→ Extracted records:
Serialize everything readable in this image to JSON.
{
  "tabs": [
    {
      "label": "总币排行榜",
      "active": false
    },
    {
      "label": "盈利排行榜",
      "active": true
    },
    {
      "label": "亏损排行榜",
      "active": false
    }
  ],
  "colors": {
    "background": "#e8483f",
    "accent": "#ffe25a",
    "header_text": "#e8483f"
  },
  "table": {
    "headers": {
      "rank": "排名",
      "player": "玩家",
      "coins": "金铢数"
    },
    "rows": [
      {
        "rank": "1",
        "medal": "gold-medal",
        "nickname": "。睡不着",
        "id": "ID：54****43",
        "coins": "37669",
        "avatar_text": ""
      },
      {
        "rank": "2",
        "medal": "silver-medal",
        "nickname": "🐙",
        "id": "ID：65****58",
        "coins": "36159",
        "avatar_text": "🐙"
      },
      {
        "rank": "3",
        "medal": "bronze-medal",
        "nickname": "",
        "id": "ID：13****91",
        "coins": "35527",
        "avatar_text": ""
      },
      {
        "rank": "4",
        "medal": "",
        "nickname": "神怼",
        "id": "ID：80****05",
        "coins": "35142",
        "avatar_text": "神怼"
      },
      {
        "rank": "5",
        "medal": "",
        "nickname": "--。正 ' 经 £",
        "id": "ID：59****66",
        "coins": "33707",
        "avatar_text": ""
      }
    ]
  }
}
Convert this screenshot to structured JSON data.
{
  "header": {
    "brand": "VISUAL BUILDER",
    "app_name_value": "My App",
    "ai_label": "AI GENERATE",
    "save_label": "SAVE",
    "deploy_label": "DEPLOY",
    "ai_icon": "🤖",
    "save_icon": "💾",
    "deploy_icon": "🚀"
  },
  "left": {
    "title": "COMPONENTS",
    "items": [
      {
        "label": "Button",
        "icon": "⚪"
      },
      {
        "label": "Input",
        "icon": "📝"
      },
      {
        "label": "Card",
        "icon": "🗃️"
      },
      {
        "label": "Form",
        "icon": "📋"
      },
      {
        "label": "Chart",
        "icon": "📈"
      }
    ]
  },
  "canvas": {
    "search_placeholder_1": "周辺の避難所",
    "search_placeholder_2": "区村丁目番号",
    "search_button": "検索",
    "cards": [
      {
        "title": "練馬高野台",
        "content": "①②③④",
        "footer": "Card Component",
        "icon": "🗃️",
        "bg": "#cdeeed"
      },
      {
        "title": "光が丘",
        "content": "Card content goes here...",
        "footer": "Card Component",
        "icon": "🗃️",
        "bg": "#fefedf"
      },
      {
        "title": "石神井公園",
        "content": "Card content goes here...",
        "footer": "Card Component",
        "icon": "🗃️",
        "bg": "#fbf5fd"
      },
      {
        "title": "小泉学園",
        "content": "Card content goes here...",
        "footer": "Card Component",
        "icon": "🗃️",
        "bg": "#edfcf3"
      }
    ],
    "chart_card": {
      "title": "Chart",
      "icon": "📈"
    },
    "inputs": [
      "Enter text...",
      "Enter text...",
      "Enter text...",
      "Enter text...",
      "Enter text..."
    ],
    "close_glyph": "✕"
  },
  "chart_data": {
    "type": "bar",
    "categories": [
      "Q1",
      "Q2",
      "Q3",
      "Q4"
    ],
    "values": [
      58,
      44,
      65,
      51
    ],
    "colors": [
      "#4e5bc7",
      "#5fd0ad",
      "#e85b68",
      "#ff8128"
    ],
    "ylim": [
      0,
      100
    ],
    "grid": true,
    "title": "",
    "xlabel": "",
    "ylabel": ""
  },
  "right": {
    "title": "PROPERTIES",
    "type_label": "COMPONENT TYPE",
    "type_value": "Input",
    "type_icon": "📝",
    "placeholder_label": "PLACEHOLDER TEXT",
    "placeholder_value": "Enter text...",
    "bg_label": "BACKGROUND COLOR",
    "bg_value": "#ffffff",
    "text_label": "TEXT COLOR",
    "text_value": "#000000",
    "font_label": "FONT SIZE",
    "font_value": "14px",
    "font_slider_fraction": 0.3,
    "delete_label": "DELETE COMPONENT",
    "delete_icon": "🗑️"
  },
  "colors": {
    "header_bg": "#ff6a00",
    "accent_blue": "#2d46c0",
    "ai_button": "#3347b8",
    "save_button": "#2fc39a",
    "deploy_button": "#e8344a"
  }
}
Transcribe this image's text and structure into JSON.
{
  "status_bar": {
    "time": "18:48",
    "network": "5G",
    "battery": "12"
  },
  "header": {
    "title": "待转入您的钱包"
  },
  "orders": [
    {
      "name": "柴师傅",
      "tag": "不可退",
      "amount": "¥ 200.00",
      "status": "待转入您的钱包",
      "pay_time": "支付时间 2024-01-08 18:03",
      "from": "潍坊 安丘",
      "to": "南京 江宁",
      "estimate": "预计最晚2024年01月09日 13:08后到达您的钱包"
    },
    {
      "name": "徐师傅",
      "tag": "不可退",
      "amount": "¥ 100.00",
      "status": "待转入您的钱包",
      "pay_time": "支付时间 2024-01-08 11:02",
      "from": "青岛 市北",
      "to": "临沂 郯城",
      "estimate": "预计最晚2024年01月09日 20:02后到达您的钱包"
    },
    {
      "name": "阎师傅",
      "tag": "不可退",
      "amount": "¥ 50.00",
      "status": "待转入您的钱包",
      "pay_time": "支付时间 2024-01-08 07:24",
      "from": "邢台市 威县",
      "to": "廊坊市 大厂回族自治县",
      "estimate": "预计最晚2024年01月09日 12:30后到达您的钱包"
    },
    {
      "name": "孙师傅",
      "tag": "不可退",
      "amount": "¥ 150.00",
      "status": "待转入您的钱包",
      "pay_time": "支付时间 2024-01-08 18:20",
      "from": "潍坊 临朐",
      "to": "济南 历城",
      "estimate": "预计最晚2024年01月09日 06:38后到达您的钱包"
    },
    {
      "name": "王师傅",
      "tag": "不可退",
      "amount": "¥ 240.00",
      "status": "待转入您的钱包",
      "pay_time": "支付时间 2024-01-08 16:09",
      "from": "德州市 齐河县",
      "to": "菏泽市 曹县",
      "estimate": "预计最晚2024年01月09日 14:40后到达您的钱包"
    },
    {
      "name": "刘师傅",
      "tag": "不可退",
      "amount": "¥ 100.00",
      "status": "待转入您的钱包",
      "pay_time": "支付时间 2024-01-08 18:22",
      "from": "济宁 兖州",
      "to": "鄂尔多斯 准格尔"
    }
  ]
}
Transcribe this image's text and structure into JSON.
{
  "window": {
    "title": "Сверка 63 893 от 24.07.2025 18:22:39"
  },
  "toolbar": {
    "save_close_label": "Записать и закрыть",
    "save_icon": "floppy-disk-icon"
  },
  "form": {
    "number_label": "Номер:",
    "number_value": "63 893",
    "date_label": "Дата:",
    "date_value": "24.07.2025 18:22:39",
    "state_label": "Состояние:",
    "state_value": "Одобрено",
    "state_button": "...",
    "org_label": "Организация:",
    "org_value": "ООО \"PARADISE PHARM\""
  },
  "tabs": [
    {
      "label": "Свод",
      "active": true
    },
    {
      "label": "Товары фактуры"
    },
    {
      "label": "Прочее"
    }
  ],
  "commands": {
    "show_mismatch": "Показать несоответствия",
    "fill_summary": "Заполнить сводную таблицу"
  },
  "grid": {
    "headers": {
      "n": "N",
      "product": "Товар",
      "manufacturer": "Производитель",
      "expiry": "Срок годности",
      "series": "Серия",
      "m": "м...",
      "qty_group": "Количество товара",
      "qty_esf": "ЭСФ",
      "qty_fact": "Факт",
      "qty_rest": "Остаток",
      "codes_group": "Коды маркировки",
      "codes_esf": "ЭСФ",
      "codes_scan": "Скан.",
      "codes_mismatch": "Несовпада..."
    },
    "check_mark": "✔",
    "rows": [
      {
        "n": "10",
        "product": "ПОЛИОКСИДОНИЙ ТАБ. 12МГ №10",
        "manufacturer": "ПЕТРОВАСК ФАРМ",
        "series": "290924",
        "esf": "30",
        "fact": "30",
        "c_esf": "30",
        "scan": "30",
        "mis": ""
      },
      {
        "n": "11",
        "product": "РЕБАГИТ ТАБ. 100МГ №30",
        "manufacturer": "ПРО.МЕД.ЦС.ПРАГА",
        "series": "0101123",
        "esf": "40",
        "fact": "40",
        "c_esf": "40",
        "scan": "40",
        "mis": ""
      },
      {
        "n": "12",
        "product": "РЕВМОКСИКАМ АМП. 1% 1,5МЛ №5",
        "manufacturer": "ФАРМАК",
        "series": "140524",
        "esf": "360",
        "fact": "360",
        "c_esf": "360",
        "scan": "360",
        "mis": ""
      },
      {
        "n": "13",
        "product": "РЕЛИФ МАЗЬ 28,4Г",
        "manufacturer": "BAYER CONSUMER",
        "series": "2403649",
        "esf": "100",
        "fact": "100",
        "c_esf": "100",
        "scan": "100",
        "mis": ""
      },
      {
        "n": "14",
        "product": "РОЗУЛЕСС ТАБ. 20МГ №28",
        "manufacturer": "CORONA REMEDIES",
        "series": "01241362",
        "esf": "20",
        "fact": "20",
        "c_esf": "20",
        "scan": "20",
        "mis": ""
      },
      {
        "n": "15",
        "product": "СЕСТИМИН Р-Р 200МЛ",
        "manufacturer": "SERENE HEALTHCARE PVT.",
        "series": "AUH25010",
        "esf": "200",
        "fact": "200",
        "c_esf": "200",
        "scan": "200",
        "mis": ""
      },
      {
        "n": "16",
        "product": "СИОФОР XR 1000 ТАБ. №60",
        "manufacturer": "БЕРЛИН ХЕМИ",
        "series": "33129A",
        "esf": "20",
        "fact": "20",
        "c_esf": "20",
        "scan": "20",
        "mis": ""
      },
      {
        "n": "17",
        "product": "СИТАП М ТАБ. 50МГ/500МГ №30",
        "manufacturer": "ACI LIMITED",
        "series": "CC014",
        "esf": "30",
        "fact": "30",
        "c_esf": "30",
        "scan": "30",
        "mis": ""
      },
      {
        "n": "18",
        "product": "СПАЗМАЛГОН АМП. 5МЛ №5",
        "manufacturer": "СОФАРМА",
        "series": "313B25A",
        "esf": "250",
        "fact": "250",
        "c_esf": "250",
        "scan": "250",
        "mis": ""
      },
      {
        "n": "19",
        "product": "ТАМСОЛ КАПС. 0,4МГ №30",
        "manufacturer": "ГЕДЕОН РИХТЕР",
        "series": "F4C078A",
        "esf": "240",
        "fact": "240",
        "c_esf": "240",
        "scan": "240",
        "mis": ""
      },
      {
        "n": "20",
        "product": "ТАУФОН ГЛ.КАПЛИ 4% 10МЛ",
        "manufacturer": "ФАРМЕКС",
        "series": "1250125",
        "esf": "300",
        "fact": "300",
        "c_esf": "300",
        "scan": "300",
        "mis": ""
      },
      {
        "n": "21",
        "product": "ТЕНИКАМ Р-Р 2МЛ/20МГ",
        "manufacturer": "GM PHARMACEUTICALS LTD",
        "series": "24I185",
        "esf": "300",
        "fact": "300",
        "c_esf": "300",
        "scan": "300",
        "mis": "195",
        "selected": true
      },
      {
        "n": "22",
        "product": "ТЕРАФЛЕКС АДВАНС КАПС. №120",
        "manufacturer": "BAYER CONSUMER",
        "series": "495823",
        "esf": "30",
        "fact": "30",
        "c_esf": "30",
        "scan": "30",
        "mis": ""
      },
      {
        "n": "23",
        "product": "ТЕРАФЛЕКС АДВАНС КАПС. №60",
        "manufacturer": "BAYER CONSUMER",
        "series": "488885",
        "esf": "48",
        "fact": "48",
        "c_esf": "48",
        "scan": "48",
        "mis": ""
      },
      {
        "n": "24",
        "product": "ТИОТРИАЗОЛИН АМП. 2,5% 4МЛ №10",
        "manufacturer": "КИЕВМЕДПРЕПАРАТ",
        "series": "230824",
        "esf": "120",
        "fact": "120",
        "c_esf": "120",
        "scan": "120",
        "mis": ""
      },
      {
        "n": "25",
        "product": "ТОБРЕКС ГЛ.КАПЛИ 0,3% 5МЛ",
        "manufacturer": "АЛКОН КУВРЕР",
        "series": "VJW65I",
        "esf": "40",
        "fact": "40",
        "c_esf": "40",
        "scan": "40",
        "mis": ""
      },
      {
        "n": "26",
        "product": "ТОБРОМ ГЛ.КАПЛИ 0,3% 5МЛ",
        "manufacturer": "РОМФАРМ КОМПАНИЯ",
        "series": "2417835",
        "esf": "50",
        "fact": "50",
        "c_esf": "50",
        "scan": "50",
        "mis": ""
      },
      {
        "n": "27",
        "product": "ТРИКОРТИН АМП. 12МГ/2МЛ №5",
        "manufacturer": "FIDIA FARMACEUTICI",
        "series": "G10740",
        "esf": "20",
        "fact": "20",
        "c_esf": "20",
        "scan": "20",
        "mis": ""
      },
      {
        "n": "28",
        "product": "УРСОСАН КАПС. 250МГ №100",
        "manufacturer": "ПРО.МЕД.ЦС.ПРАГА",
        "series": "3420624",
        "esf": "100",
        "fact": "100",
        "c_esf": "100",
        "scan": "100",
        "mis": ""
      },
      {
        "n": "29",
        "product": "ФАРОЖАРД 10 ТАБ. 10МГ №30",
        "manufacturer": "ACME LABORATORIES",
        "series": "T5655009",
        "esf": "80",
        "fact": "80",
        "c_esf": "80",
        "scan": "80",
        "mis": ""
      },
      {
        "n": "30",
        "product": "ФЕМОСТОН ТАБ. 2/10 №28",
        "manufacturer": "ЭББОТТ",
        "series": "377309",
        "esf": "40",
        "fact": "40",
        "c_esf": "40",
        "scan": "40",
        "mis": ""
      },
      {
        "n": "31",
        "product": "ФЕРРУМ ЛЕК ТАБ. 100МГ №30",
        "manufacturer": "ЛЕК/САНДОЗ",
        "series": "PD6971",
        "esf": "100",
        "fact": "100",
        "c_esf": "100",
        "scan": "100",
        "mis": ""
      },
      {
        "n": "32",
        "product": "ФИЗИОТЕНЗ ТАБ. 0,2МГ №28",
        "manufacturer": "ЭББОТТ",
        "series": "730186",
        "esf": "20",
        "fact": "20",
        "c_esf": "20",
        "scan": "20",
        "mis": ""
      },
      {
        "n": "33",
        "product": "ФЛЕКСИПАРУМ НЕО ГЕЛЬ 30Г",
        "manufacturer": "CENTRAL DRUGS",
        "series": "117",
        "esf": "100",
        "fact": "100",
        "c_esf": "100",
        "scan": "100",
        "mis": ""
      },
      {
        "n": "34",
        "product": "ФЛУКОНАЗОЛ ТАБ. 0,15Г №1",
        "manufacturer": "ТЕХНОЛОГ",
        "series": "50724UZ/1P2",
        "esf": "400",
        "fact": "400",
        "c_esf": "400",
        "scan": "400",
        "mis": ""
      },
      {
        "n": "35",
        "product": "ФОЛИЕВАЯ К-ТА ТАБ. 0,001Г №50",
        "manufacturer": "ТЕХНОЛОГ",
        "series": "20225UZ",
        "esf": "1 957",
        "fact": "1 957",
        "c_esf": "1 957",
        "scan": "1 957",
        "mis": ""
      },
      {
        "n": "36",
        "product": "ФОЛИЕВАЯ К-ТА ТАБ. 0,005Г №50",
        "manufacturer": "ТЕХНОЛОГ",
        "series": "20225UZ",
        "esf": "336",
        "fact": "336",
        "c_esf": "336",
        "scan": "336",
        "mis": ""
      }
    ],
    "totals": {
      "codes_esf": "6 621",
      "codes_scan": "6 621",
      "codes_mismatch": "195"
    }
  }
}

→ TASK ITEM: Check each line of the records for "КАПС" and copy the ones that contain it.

→ RESPONSE AREA:
        "product": "ТАМСОЛ КАПС. 0,4МГ №30",
        "product": "ТЕРАФЛЕКС АДВАНС КАПС. №120",
        "product": "ТЕРАФЛЕКС АДВАНС КАПС. №60",
        "product": "УРСОСАН КАПС. 250МГ №100",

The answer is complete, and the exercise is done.